TASK DETAILS: From the entries below, extract every line that includes the word "impostazioni".

ENTRIES SHOWN:
----------------------------------------

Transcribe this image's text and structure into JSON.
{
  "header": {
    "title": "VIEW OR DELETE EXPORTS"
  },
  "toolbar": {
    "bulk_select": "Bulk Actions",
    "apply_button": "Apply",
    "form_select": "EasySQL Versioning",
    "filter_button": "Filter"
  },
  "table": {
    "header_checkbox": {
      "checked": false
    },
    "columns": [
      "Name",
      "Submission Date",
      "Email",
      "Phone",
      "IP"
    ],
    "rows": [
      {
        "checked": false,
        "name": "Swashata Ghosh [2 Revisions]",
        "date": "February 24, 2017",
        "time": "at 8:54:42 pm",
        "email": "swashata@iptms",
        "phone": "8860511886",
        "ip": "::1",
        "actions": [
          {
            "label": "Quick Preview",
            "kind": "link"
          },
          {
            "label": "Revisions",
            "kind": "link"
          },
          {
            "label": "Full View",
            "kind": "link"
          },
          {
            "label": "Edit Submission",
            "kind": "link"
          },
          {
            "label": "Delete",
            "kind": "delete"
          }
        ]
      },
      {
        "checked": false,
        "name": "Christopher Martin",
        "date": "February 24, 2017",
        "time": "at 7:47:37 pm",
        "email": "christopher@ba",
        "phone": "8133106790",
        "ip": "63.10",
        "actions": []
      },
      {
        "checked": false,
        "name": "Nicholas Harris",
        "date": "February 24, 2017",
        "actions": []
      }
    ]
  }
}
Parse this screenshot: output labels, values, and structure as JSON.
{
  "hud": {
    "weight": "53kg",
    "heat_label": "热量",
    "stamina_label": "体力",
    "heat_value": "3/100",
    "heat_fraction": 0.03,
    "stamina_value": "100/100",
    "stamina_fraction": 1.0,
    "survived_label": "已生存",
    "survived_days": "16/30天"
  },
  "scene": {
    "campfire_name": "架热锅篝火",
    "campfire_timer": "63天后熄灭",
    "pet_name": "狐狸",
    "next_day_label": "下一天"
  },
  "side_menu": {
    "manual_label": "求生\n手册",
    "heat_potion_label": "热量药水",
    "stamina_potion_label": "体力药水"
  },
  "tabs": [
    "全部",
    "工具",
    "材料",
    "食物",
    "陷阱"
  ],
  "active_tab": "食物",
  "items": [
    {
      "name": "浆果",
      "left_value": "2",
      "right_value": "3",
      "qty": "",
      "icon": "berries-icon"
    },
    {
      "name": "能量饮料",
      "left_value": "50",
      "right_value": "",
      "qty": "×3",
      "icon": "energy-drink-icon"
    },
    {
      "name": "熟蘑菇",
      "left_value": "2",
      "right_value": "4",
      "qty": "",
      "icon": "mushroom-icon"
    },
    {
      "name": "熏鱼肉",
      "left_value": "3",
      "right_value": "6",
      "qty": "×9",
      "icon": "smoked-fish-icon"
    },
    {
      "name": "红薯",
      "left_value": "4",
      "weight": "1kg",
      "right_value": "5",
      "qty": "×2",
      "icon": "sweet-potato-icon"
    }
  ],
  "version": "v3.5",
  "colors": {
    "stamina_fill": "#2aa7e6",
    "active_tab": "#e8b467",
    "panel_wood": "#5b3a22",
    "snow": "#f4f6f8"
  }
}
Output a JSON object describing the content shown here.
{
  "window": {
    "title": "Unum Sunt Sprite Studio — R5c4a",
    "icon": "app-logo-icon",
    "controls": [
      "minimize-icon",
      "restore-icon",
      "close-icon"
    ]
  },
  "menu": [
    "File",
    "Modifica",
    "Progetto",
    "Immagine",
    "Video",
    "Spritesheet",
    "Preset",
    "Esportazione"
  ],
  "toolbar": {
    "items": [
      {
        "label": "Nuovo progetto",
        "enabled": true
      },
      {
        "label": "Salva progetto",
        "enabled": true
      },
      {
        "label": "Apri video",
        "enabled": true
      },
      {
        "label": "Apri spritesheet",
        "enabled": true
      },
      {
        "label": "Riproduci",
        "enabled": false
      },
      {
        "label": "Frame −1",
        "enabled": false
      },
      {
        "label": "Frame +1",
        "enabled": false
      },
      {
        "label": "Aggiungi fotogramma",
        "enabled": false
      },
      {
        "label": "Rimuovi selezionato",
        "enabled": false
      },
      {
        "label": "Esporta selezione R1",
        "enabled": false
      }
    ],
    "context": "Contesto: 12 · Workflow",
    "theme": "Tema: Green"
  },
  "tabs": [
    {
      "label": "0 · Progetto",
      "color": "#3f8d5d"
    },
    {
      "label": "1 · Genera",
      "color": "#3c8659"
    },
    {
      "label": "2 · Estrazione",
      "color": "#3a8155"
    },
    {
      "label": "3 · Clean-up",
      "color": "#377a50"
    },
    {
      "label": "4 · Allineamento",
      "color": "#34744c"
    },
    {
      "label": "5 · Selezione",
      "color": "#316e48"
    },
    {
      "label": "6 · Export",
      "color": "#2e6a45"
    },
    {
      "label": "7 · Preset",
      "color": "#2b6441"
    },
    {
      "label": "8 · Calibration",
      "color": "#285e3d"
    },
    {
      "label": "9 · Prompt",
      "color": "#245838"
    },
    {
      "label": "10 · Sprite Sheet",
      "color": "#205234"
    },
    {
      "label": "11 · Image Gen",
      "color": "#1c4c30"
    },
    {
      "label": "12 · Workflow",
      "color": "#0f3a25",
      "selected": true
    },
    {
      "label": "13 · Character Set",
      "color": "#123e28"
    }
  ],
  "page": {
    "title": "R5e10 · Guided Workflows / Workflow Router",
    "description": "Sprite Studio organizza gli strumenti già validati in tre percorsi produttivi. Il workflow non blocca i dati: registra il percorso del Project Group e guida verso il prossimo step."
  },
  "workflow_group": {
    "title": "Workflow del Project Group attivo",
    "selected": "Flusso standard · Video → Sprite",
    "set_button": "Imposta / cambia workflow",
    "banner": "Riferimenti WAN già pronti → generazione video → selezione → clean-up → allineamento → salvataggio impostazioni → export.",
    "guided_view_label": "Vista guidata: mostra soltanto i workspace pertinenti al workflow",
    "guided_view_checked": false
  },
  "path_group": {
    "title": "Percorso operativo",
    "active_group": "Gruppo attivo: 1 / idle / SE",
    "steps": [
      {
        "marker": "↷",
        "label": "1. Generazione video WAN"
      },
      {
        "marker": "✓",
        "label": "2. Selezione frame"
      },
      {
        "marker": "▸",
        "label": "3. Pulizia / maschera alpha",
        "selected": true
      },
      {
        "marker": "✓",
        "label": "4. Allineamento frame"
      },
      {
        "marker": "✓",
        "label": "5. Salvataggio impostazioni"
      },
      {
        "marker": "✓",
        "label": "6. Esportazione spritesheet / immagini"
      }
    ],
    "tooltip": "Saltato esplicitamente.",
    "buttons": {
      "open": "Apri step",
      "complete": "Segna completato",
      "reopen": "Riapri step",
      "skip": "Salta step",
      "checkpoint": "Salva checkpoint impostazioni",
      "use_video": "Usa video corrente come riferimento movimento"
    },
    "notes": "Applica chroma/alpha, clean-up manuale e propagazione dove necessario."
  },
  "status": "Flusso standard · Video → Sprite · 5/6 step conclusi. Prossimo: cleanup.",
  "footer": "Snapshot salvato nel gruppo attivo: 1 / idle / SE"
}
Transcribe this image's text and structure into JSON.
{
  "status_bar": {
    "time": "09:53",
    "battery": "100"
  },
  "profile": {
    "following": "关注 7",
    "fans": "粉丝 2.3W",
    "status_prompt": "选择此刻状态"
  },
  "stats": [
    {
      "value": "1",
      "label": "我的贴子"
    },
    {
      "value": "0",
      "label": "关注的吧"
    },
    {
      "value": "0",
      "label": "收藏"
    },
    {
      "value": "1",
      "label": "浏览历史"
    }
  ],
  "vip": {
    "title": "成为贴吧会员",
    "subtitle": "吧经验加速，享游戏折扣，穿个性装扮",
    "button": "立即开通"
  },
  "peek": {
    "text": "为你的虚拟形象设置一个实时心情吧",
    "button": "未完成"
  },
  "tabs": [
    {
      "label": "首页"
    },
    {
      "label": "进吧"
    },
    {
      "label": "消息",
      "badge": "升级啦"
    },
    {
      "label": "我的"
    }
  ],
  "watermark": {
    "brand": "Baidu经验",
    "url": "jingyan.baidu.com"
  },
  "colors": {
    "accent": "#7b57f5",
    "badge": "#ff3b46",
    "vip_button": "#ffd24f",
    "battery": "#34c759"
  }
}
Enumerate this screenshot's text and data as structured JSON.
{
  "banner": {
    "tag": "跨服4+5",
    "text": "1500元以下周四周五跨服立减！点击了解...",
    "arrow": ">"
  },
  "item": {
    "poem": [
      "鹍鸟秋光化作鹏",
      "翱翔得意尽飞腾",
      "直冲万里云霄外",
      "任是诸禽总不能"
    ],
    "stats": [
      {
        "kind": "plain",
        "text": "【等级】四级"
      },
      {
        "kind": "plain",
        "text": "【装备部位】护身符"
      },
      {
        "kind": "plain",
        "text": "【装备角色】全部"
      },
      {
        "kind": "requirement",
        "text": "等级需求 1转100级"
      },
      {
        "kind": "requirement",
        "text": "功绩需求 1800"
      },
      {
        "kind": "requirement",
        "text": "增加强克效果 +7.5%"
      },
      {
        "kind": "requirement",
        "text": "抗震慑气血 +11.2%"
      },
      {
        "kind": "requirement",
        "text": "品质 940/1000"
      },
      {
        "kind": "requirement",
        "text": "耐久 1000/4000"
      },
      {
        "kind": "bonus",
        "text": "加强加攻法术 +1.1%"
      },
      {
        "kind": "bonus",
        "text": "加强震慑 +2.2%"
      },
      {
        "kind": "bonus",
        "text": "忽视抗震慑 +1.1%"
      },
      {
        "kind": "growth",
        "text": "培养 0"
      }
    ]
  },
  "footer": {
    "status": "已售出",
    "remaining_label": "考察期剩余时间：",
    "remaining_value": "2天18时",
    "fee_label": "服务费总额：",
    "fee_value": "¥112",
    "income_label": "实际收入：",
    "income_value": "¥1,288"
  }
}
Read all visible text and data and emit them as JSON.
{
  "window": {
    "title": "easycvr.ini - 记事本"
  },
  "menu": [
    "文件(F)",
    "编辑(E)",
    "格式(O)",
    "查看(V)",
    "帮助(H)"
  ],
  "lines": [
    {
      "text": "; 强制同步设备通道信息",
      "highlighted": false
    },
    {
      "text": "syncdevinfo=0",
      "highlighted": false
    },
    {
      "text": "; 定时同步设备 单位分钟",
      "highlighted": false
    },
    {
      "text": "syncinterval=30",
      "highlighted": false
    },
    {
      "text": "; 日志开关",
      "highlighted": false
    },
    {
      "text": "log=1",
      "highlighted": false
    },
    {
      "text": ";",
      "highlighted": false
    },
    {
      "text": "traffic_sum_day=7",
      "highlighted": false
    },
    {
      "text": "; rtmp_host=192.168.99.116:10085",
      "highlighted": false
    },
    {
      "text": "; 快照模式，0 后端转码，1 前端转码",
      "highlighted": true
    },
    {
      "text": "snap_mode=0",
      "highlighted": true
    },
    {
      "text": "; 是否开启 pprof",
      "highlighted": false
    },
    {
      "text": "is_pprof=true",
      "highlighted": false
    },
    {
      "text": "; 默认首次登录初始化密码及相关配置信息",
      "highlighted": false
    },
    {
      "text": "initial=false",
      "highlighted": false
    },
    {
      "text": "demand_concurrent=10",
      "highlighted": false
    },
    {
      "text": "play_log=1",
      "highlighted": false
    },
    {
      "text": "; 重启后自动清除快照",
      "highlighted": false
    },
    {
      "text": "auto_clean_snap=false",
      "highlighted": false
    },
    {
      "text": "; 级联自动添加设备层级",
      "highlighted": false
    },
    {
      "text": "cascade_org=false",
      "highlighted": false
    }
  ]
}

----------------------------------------

REPLY TO THE TASK:
    "banner": "Riferimenti WAN già pronti → generazione video → selezione → clean-up → allineamento → salvataggio impostazioni → export.",
        "label": "5. Salvataggio impostazioni"
      "checkpoint": "Salva checkpoint impostazioni",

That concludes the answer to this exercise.